25 June 2015, Lagos – From 38 in January this year, the number of active oil rigs in Nigeria plunged to 28 in April, mostly triggered by the slump in global crude oil prices.
The rig count is largely a reflection of the level of exploration, development and production activities occurring in the oil and gas sector.
Nigeria, Africa’s top oil producer, saw the second-largest drop in rig count after Venezuela in April as was the case in March, when 32 rigs were recorded, down from 36 in February, data from Baker Hughes Incorporated and the Organisation of Petroleum Exporting Countries, OPEC, showed. In May, the rig count increased to 29.
An energy expert and Technical Director, Drilling Services, Template Design Limited, Mr. Bala Zakka, told our correspondent in a telephone interview that most of the 28 rigs recorded in April were not drilling.
He said the actual number of rigs drilling was less than 20. “The reason is because most of them have run out of contracts due to uncertainty, and the uncertainty simply means a lot of the major operators are not drilling more development wells. Of course, they have not been drilling exploratory wells,” he said.
Zakka attributed the decline in rig count to the general fall in crude oil prices in the international market; inability of the Nigerian National Petroleum Corporation to meet its cash-call obligations to its joint venture partners; and growing security problems facing operators on land and in shallow waters.
He added that some operators had decided to scale back their activities and investments due to the regulatory uncertainty in the industry occasioned by the delay in the passage of the Petroleum Industry Bill.
“If the PIB had been passed and security improved, the level of drilling activity would increase even with the current low oil prices. Many are not interested in investing (in the country) because they are not sure what the fiscal regime will be,” he said.
The Chief Executive Officer, Jalz Energy Limited, Lois Machunga, said oil companies had reduced their work programmes as a result of the steep drop in oil prices since June last year.
“Exploration wells have been declining in Nigeria. Companies are cutting their costs,” she said.
But aside from the fall in crude prices, Nigeria has a peculiar situation as government policies towards the oil and gas industry may be having a short-term impact on upstream activities, Machunga said.
“Unless the global oil market changes significantly, I don’t see how Nigeria will suddenly see an increase in rig count. The market is still weak,” she added.
Global benchmark Brent crude and the United States West Texas Intermediate moved up in April to a 2015 high, with Brent above $60 per barrel for the first time this year.

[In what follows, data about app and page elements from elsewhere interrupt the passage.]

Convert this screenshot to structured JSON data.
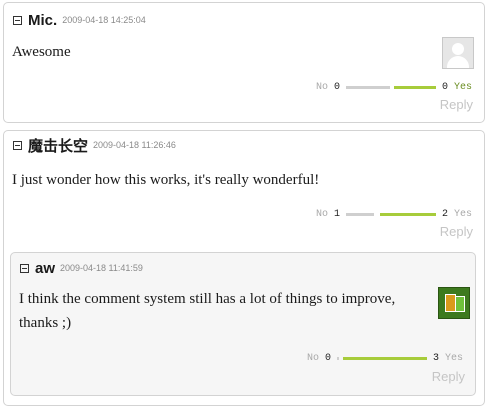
{
  "comments": [
    {
      "author": "Mic.",
      "date": "2009-04-18 14:25:04",
      "text": "Awesome",
      "avatar": "default-user-icon",
      "votes": {
        "no_label": "No",
        "no_count": "0",
        "yes_label": "Yes",
        "yes_count": "0"
      },
      "reply_label": "Reply"
    },
    {
      "author": "魔击长空",
      "date": "2009-04-18 11:26:46",
      "text": "I just wonder how this works, it's really wonderful!",
      "votes": {
        "no_label": "No",
        "no_count": "1",
        "yes_label": "Yes",
        "yes_count": "2"
      },
      "reply_label": "Reply",
      "replies": [
        {
          "author": "aw",
          "date": "2009-04-18 11:41:59",
          "text": "I think the comment system still has a lot of things to improve, thanks ;)",
          "avatar": "green-game-avatar-icon",
          "votes": {
            "no_label": "No",
            "no_count": "0",
            "yes_label": "Yes",
            "yes_count": "3"
          },
          "reply_label": "Reply"
        }
      ]
    }
  ],
  "colors": {
    "vote_yes": "#a7cc3b",
    "vote_no": "#cfcfcf",
    "reply_link": "#c5c5c5"
  }
}
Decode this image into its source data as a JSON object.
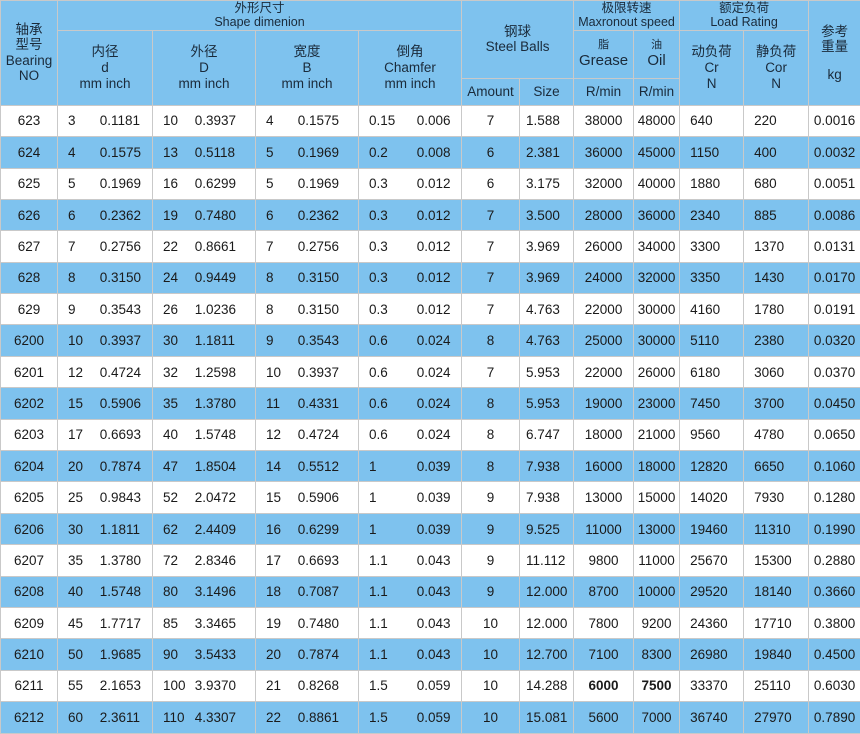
{
  "headers": {
    "model": [
      "轴承",
      "型号",
      "Bearing",
      "NO"
    ],
    "shape": [
      "外形尺寸",
      "Shape dimenion"
    ],
    "bore": [
      "内径",
      "d",
      "mm inch"
    ],
    "outer": [
      "外径",
      "D",
      "mm inch"
    ],
    "width": [
      "宽度",
      "B",
      "mm inch"
    ],
    "chamfer": [
      "倒角",
      "Chamfer",
      "mm inch"
    ],
    "balls": [
      "钢球",
      "Steel Balls"
    ],
    "amount": "Amount",
    "size": "Size",
    "speed": [
      "极限转速",
      "Maxronout speed"
    ],
    "grease": [
      "脂",
      "Grease"
    ],
    "oil": [
      "油",
      "Oil"
    ],
    "rpm1": "R/min",
    "rpm2": "R/min",
    "load": [
      "额定负荷",
      "Load Rating"
    ],
    "dyn": [
      "动负荷",
      "Cr"
    ],
    "stat": [
      "静负荷",
      "Cor"
    ],
    "n1": "N",
    "n2": "N",
    "weight": [
      "参考",
      "重量",
      "kg"
    ]
  },
  "rows": [
    [
      "623",
      "3",
      "0.1181",
      "10",
      "0.3937",
      "4",
      "0.1575",
      "0.15",
      "0.006",
      "7",
      "1.588",
      "38000",
      "48000",
      "640",
      "220",
      "0.0016"
    ],
    [
      "624",
      "4",
      "0.1575",
      "13",
      "0.5118",
      "5",
      "0.1969",
      "0.2",
      "0.008",
      "6",
      "2.381",
      "36000",
      "45000",
      "1150",
      "400",
      "0.0032"
    ],
    [
      "625",
      "5",
      "0.1969",
      "16",
      "0.6299",
      "5",
      "0.1969",
      "0.3",
      "0.012",
      "6",
      "3.175",
      "32000",
      "40000",
      "1880",
      "680",
      "0.0051"
    ],
    [
      "626",
      "6",
      "0.2362",
      "19",
      "0.7480",
      "6",
      "0.2362",
      "0.3",
      "0.012",
      "7",
      "3.500",
      "28000",
      "36000",
      "2340",
      "885",
      "0.0086"
    ],
    [
      "627",
      "7",
      "0.2756",
      "22",
      "0.8661",
      "7",
      "0.2756",
      "0.3",
      "0.012",
      "7",
      "3.969",
      "26000",
      "34000",
      "3300",
      "1370",
      "0.0131"
    ],
    [
      "628",
      "8",
      "0.3150",
      "24",
      "0.9449",
      "8",
      "0.3150",
      "0.3",
      "0.012",
      "7",
      "3.969",
      "24000",
      "32000",
      "3350",
      "1430",
      "0.0170"
    ],
    [
      "629",
      "9",
      "0.3543",
      "26",
      "1.0236",
      "8",
      "0.3150",
      "0.3",
      "0.012",
      "7",
      "4.763",
      "22000",
      "30000",
      "4160",
      "1780",
      "0.0191"
    ],
    [
      "6200",
      "10",
      "0.3937",
      "30",
      "1.1811",
      "9",
      "0.3543",
      "0.6",
      "0.024",
      "8",
      "4.763",
      "25000",
      "30000",
      "5110",
      "2380",
      "0.0320"
    ],
    [
      "6201",
      "12",
      "0.4724",
      "32",
      "1.2598",
      "10",
      "0.3937",
      "0.6",
      "0.024",
      "7",
      "5.953",
      "22000",
      "26000",
      "6180",
      "3060",
      "0.0370"
    ],
    [
      "6202",
      "15",
      "0.5906",
      "35",
      "1.3780",
      "11",
      "0.4331",
      "0.6",
      "0.024",
      "8",
      "5.953",
      "19000",
      "23000",
      "7450",
      "3700",
      "0.0450"
    ],
    [
      "6203",
      "17",
      "0.6693",
      "40",
      "1.5748",
      "12",
      "0.4724",
      "0.6",
      "0.024",
      "8",
      "6.747",
      "18000",
      "21000",
      "9560",
      "4780",
      "0.0650"
    ],
    [
      "6204",
      "20",
      "0.7874",
      "47",
      "1.8504",
      "14",
      "0.5512",
      "1",
      "0.039",
      "8",
      "7.938",
      "16000",
      "18000",
      "12820",
      "6650",
      "0.1060"
    ],
    [
      "6205",
      "25",
      "0.9843",
      "52",
      "2.0472",
      "15",
      "0.5906",
      "1",
      "0.039",
      "9",
      "7.938",
      "13000",
      "15000",
      "14020",
      "7930",
      "0.1280"
    ],
    [
      "6206",
      "30",
      "1.1811",
      "62",
      "2.4409",
      "16",
      "0.6299",
      "1",
      "0.039",
      "9",
      "9.525",
      "11000",
      "13000",
      "19460",
      "11310",
      "0.1990"
    ],
    [
      "6207",
      "35",
      "1.3780",
      "72",
      "2.8346",
      "17",
      "0.6693",
      "1.1",
      "0.043",
      "9",
      "11.112",
      "9800",
      "11000",
      "25670",
      "15300",
      "0.2880"
    ],
    [
      "6208",
      "40",
      "1.5748",
      "80",
      "3.1496",
      "18",
      "0.7087",
      "1.1",
      "0.043",
      "9",
      "12.000",
      "8700",
      "10000",
      "29520",
      "18140",
      "0.3660"
    ],
    [
      "6209",
      "45",
      "1.7717",
      "85",
      "3.3465",
      "19",
      "0.7480",
      "1.1",
      "0.043",
      "10",
      "12.000",
      "7800",
      "9200",
      "24360",
      "17710",
      "0.3800"
    ],
    [
      "6210",
      "50",
      "1.9685",
      "90",
      "3.5433",
      "20",
      "0.7874",
      "1.1",
      "0.043",
      "10",
      "12.700",
      "7100",
      "8300",
      "26980",
      "19840",
      "0.4500"
    ],
    [
      "6211",
      "55",
      "2.1653",
      "100",
      "3.9370",
      "21",
      "0.8268",
      "1.5",
      "0.059",
      "10",
      "14.288",
      "6000",
      "7500",
      "33370",
      "25110",
      "0.6030"
    ],
    [
      "6212",
      "60",
      "2.3611",
      "110",
      "4.3307",
      "22",
      "0.8861",
      "1.5",
      "0.059",
      "10",
      "15.081",
      "5600",
      "7000",
      "36740",
      "27970",
      "0.7890"
    ]
  ]
}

The rise was driven partly by the notion that the supply glut in the market might be easing, with a projection of higher demand.

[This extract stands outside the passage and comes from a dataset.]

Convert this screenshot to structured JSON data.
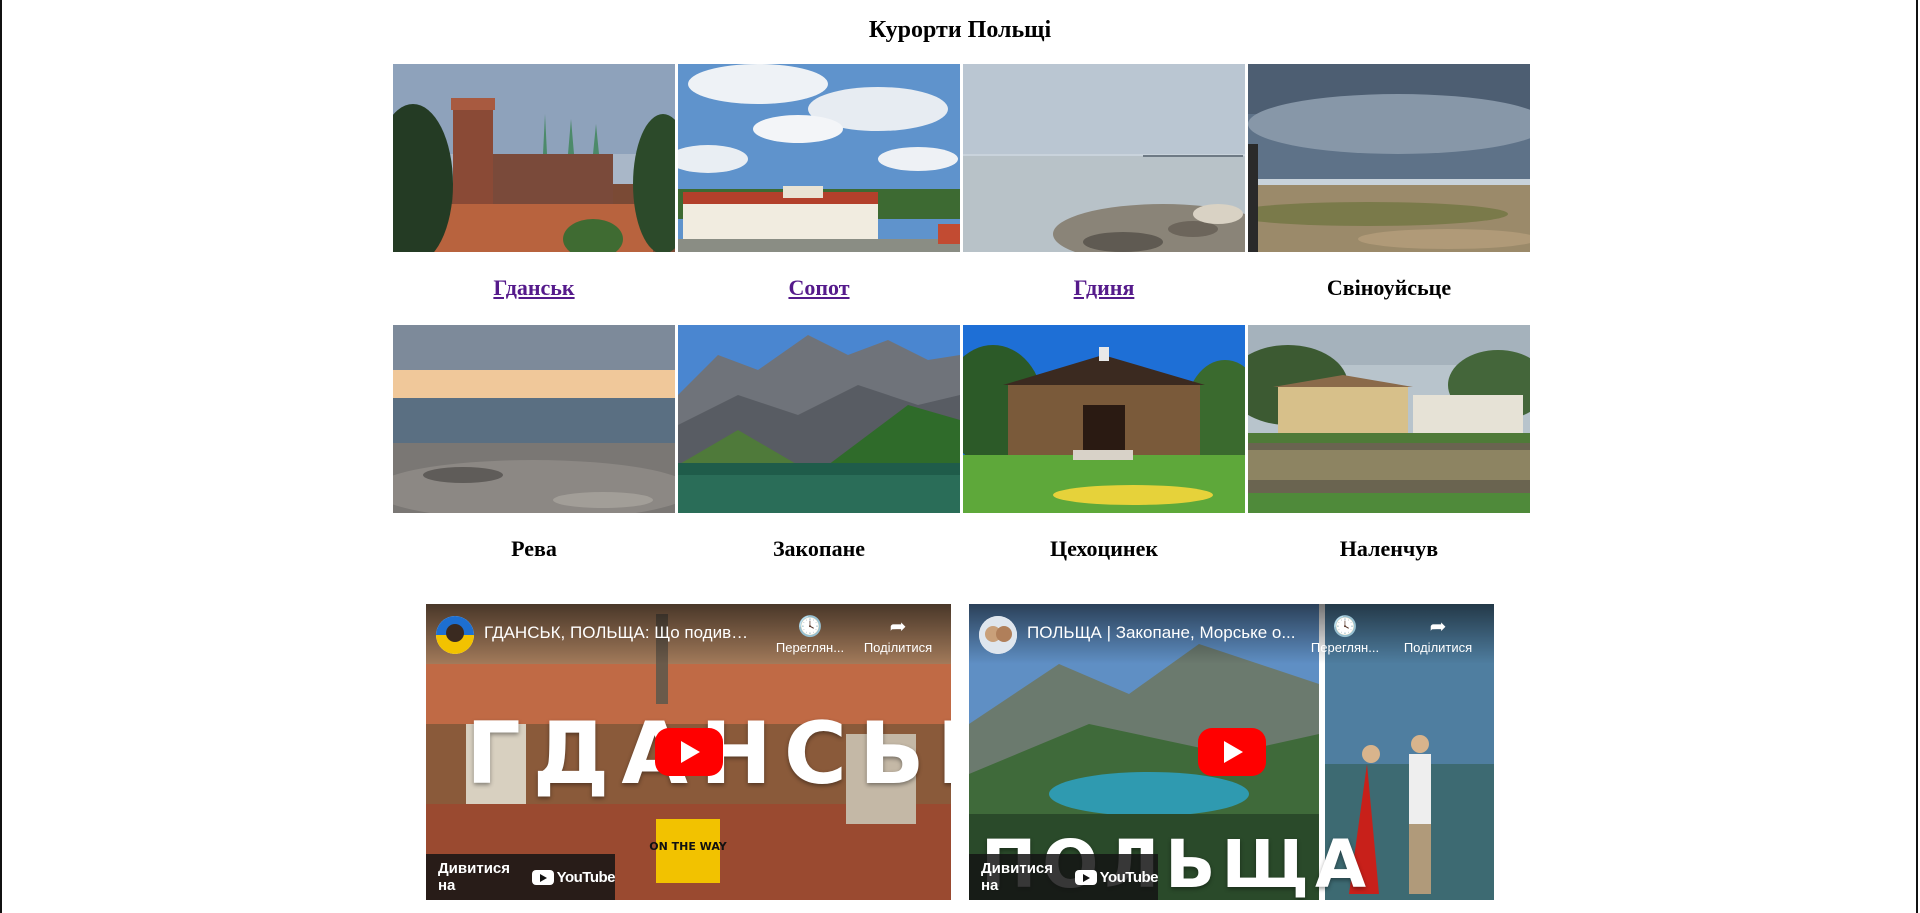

Nigeria aims to grow its oil reserves, but it has seen its reserve base decline from 37 billion barrels to 35 billion barrels, according to the Department of Petroleum Resources.